(Web page and app entries)
□ □ □ □
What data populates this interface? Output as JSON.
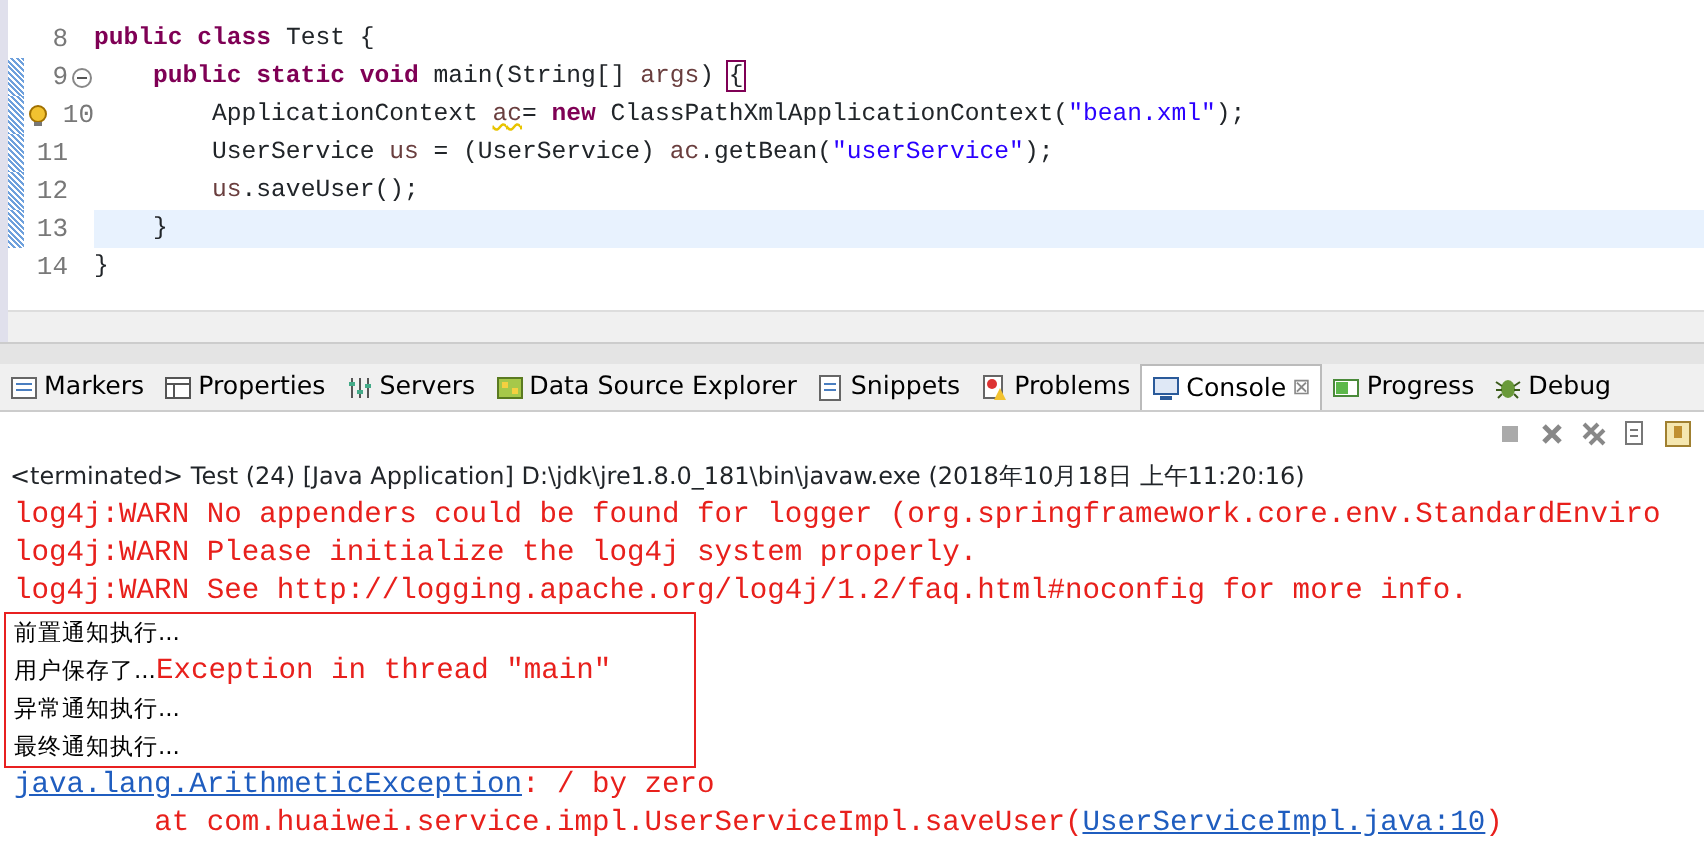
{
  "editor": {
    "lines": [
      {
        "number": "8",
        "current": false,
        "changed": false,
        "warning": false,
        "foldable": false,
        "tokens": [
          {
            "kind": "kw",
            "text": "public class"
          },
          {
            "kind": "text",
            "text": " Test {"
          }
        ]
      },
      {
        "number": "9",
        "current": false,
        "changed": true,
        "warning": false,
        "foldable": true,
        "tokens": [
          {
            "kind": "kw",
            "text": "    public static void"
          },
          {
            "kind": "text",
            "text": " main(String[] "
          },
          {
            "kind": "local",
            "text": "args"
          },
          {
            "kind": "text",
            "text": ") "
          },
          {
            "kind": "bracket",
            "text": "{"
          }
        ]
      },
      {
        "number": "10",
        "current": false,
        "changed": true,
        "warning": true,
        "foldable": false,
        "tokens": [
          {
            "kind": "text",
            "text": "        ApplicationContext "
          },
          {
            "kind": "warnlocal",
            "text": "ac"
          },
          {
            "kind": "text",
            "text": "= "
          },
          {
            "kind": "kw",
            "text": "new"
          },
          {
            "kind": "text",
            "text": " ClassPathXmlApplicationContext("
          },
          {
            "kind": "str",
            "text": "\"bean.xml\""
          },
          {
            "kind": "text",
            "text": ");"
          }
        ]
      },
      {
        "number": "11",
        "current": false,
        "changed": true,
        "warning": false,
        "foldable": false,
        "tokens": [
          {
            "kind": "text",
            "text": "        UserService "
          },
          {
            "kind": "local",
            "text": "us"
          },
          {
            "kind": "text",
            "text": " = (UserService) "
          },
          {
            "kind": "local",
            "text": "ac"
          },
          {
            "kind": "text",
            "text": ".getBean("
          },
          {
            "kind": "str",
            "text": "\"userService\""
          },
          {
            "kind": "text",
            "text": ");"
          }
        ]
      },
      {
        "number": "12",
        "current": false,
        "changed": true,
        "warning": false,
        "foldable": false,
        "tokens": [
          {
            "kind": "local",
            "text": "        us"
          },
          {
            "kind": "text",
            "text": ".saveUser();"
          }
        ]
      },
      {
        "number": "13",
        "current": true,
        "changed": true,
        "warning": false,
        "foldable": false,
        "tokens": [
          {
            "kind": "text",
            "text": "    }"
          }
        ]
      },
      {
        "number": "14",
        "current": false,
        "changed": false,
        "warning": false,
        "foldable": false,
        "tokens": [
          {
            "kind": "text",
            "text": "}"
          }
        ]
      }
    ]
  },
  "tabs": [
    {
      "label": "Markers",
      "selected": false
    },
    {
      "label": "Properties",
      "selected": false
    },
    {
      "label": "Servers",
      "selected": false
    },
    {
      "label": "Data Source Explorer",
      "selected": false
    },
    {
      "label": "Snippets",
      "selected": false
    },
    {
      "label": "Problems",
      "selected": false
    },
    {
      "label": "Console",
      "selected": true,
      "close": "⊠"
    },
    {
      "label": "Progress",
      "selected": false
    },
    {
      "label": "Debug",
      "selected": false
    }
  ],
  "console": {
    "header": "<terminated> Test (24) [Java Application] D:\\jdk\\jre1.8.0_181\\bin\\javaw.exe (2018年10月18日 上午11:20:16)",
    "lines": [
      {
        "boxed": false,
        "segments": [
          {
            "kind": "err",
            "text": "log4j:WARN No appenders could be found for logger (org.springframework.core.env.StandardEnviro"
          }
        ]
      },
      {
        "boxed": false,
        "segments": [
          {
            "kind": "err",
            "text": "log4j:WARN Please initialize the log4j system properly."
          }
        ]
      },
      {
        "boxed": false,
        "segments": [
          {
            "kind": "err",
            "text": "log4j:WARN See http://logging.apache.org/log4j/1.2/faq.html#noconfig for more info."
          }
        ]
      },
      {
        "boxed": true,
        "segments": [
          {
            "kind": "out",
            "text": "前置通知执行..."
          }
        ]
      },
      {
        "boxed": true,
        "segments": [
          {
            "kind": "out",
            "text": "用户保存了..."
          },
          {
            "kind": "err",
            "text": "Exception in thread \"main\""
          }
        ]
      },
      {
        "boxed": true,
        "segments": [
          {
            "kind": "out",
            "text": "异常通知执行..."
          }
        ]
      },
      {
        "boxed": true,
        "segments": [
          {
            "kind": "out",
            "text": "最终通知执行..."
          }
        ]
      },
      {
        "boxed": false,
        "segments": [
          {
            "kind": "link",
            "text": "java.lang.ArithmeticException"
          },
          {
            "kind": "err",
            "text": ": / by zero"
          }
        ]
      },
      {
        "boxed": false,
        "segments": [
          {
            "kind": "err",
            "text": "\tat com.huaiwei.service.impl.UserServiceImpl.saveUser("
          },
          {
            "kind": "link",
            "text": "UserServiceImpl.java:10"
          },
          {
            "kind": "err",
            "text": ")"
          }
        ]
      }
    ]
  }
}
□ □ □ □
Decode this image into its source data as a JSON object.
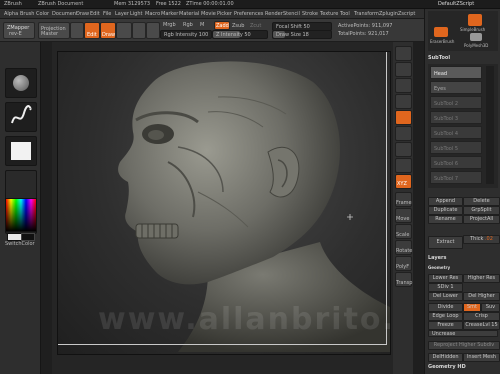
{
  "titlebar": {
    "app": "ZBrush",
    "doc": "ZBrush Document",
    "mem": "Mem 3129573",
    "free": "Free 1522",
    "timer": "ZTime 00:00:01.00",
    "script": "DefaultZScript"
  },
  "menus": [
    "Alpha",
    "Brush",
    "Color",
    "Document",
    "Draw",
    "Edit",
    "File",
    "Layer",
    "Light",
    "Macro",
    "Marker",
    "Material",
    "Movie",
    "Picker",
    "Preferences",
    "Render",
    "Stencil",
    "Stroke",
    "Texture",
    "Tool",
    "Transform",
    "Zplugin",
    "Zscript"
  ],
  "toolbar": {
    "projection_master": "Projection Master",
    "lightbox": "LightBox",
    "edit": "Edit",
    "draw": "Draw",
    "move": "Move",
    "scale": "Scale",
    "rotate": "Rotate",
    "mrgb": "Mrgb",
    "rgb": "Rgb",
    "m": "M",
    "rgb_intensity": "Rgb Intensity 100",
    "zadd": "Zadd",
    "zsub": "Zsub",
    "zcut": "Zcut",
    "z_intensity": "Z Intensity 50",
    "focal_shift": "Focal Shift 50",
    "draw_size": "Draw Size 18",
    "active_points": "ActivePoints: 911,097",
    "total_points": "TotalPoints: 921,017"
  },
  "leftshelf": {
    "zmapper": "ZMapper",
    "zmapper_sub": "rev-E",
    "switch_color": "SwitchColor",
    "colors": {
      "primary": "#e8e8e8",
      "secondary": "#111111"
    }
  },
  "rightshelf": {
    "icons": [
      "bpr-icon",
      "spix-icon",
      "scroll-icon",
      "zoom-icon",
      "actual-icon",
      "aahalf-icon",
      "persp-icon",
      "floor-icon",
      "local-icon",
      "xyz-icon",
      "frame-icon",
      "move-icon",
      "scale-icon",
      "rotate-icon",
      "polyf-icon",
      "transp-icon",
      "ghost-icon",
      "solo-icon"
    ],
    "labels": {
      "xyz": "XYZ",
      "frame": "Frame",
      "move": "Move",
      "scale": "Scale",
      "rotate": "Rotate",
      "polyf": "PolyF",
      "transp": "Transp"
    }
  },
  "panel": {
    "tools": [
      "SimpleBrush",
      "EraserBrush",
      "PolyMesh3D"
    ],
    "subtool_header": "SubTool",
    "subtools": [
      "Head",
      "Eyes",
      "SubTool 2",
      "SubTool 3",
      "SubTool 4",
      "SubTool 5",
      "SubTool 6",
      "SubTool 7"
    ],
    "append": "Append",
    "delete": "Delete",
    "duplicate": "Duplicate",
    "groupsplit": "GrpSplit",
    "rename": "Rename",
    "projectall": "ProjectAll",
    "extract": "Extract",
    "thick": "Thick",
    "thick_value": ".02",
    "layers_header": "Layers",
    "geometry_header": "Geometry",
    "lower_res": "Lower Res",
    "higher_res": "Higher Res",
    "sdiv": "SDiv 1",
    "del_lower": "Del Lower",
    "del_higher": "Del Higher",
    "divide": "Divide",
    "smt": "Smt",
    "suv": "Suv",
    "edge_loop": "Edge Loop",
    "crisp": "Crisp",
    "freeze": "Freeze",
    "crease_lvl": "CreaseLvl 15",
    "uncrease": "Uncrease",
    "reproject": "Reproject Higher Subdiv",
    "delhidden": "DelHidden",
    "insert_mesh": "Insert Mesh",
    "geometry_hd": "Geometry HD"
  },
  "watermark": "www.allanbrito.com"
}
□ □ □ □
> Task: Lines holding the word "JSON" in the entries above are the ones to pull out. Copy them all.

> The answer:
What data populates this interface? Output as JSON.
Decode this image into its source data as a JSON object.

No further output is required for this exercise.